Design thinking provides a way to think about creative work. It starts with empathy, working to really understand the problems people are facing before attempting to create solutions.

Launching our work into the real world and in front of an actual audience is what makes creative work so scary, but also so rewarding.

Every time your students get the chance to be authors, filmmakers, scientists, artists, and engineers, you are planting the seeds for a future you could have never imagined on your own.

how often they put their early thoughts and inklings out into the world, in sketches, dashed-off phrases and observations, bits of dialogue, and quick prototypes. Instead of arriving in one giant leap, great creations emerged by zigs and zags as their creators engaged over and over again with these externalized images.”

the Hacker is a little more subversive, actively working to tear down a broken system in order to create something better. In this sense, the Hacker is inherently destructive.

Hackers don’t always destroy systems. Often, they find new ways to use a system, idea, or resource. Think less “computer hacker” and more “life hacks.”

Everyone possesses important skills and talents, but it’s only when we honor and tap into those skills and talents that we, together, can do exceptional creative work.

Children are naturally fascinated by the wonder of their world. Hang out with a four-year-old and take a tally of all the questions they ask. Unfortunately, schools are more often designed to help students answer questions rather than question answers. Students rarely have the chance to ask whatever question they have and go off on a rabbit trail to find the answers.

A Few Highlights

Sharing a few highlights from The Checklist Manifesto: How To Get Things Right by Atul Gawande.

Faulty memory and distraction are a particular danger in what engineers call all-or-none processes: whether running to the store to buy ingredients for a cake, preparing an airplane for takeoff, or evaluating a sick person in the hospital, if you miss just one key thing, you might as well not have made the effort at all

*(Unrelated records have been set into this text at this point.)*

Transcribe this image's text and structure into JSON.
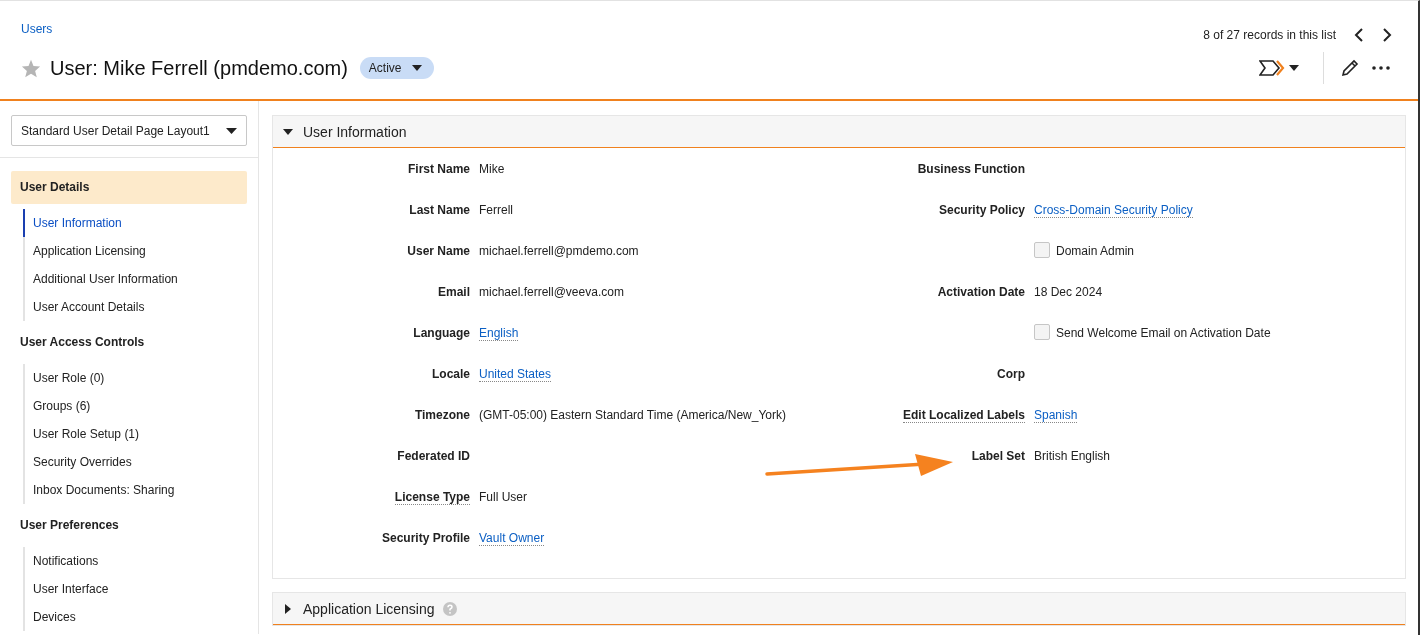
{
  "breadcrumb": "Users",
  "title": "User: Mike Ferrell (pmdemo.com)",
  "favorite": false,
  "status": "Active",
  "pager": {
    "text": "8 of 27 records in this list"
  },
  "layout_select": {
    "value": "Standard User Detail Page Layout1"
  },
  "sidebar": {
    "groups": [
      {
        "title": "User Details",
        "selected": true,
        "items": [
          {
            "label": "User Information",
            "selected": true
          },
          {
            "label": "Application Licensing",
            "selected": false
          },
          {
            "label": "Additional User Information",
            "selected": false
          },
          {
            "label": "User Account Details",
            "selected": false
          }
        ]
      },
      {
        "title": "User Access Controls",
        "selected": false,
        "items": [
          {
            "label": "User Role (0)",
            "selected": false
          },
          {
            "label": "Groups (6)",
            "selected": false
          },
          {
            "label": "User Role Setup (1)",
            "selected": false
          },
          {
            "label": "Security Overrides",
            "selected": false
          },
          {
            "label": "Inbox Documents: Sharing",
            "selected": false
          }
        ]
      },
      {
        "title": "User Preferences",
        "selected": false,
        "items": [
          {
            "label": "Notifications",
            "selected": false
          },
          {
            "label": "User Interface",
            "selected": false
          },
          {
            "label": "Devices",
            "selected": false
          }
        ]
      }
    ]
  },
  "sections": [
    {
      "title": "User Information",
      "expanded": true,
      "help": false,
      "left_fields": [
        {
          "kind": "text",
          "label": "First Name",
          "value": "Mike",
          "help_tip": false
        },
        {
          "kind": "text",
          "label": "Last Name",
          "value": "Ferrell",
          "help_tip": false
        },
        {
          "kind": "text",
          "label": "User Name",
          "value": "michael.ferrell@pmdemo.com",
          "help_tip": false
        },
        {
          "kind": "text",
          "label": "Email",
          "value": "michael.ferrell@veeva.com",
          "help_tip": false
        },
        {
          "kind": "link",
          "label": "Language",
          "value": "English",
          "help_tip": false
        },
        {
          "kind": "link",
          "label": "Locale",
          "value": "United States",
          "help_tip": false
        },
        {
          "kind": "text",
          "label": "Timezone",
          "value": "(GMT-05:00) Eastern Standard Time (America/New_York)",
          "help_tip": false
        },
        {
          "kind": "empty",
          "label": "Federated ID",
          "help_tip": false
        },
        {
          "kind": "text",
          "label": "License Type",
          "value": "Full User",
          "help_tip": true
        },
        {
          "kind": "link",
          "label": "Security Profile",
          "value": "Vault Owner",
          "help_tip": false
        }
      ],
      "right_fields": [
        {
          "kind": "empty",
          "label": "Business Function",
          "help_tip": false
        },
        {
          "kind": "link",
          "label": "Security Policy",
          "value": "Cross-Domain Security Policy",
          "help_tip": false
        },
        {
          "kind": "checkbox",
          "value": "Domain Admin",
          "checked": false
        },
        {
          "kind": "text",
          "label": "Activation Date",
          "value": "18 Dec 2024",
          "help_tip": false
        },
        {
          "kind": "checkbox",
          "value": "Send Welcome Email on Activation Date",
          "checked": false
        },
        {
          "kind": "empty",
          "label": "Corp",
          "help_tip": false
        },
        {
          "kind": "link",
          "label": "Edit Localized Labels",
          "value": "Spanish",
          "help_tip": true
        },
        {
          "kind": "text",
          "label": "Label Set",
          "value": "British English",
          "help_tip": false
        }
      ]
    },
    {
      "title": "Application Licensing",
      "expanded": false,
      "help": true
    }
  ]
}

checklists seem able to defend anyone, even the experienced, against failure in many more tasks than we realized. They provide a kind of cognitive net. They catch mental flaws inherent in all of us—flaws of memory and attention and thoroughness. And because they do, they raise wide, unexpected possibilities

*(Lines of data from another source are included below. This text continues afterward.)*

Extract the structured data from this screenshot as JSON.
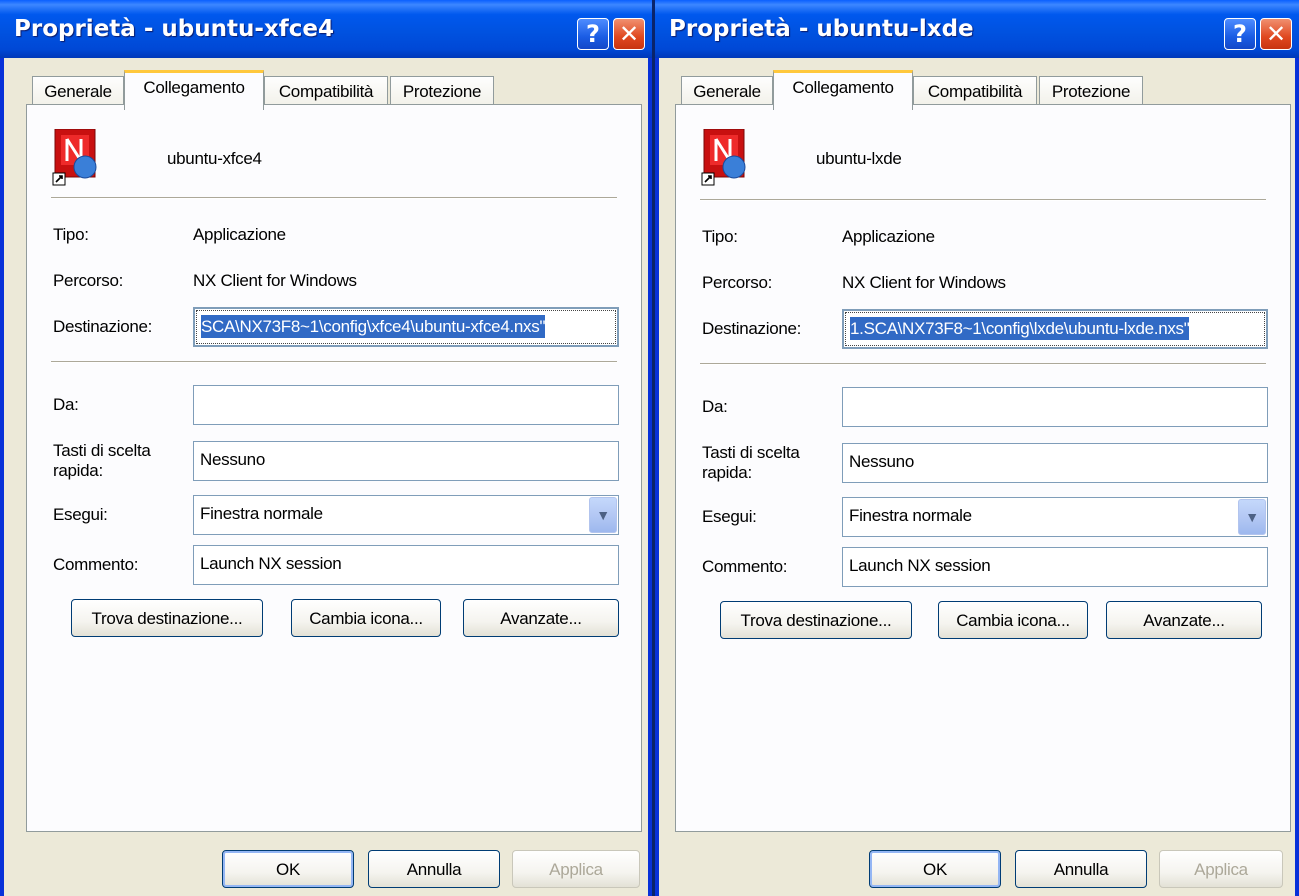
{
  "left": {
    "title": "Proprietà - ubuntu-xfce4",
    "help": "?",
    "close": "✕",
    "tabs": [
      "Generale",
      "Collegamento",
      "Compatibilità",
      "Protezione"
    ],
    "shortcut_name": "ubuntu-xfce4",
    "labels": {
      "tipo": "Tipo:",
      "percorso": "Percorso:",
      "destinazione": "Destinazione:",
      "da": "Da:",
      "tasti_1": "Tasti di scelta",
      "tasti_2": "rapida:",
      "esegui": "Esegui:",
      "commento": "Commento:"
    },
    "values": {
      "tipo": "Applicazione",
      "percorso": "NX Client for Windows",
      "destinazione": "SCA\\NX73F8~1\\config\\xfce4\\ubuntu-xfce4.nxs\"",
      "da": "",
      "tasti": "Nessuno",
      "esegui": "Finestra normale",
      "commento": "Launch NX session"
    },
    "buttons": {
      "trova": "Trova destinazione...",
      "cambia": "Cambia icona...",
      "avanzate": "Avanzate...",
      "ok": "OK",
      "annulla": "Annulla",
      "applica": "Applica"
    }
  },
  "right": {
    "title": "Proprietà - ubuntu-lxde",
    "help": "?",
    "close": "✕",
    "tabs": [
      "Generale",
      "Collegamento",
      "Compatibilità",
      "Protezione"
    ],
    "shortcut_name": "ubuntu-lxde",
    "labels": {
      "tipo": "Tipo:",
      "percorso": "Percorso:",
      "destinazione": "Destinazione:",
      "da": "Da:",
      "tasti_1": "Tasti di scelta",
      "tasti_2": "rapida:",
      "esegui": "Esegui:",
      "commento": "Commento:"
    },
    "values": {
      "tipo": "Applicazione",
      "percorso": "NX Client for Windows",
      "destinazione": "1.SCA\\NX73F8~1\\config\\lxde\\ubuntu-lxde.nxs\"",
      "da": "",
      "tasti": "Nessuno",
      "esegui": "Finestra normale",
      "commento": "Launch NX session"
    },
    "buttons": {
      "trova": "Trova destinazione...",
      "cambia": "Cambia icona...",
      "avanzate": "Avanzate...",
      "ok": "OK",
      "annulla": "Annulla",
      "applica": "Applica"
    }
  },
  "colors": {
    "titlebar": "#0054e3",
    "dialog_bg": "#ece9d8",
    "selection": "#316ac5",
    "tab_highlight": "#ffc83c"
  },
  "icons": [
    "nx-shortcut-icon",
    "help-icon",
    "close-icon",
    "chevron-down-icon"
  ]
}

And this brings up another feature of complex problems: their outcomes remain highly uncertain. Yet we all know that it is possible to raise a child well. It’s complex, that’s all

In the face of the unknown—the always nagging uncertainty about whether, under complex circumstances, things will really be okay—the builders trusted in the power of communication. They didn’t believe in the wisdom of the single individual, of even an experienced engineer. They believed in the wisdom of the group

The philosophy is that you push the power of decision making out to the periphery and away from the center. You give people the room to adapt, based on their experience and expertise. All you ask is that they talk to one another and take responsibility. That is what works.

No, the real lesson is that under conditions of true complexity—where the knowledge required exceeds that of any individual and unpredictability reigns—efforts to dictate every step from the center will fail.

People need room to act and adapt. Yet they cannot succeed as isolated individuals, either—that is anarchy. Instead, they require a seemingly contradictory mix of freedom and expectation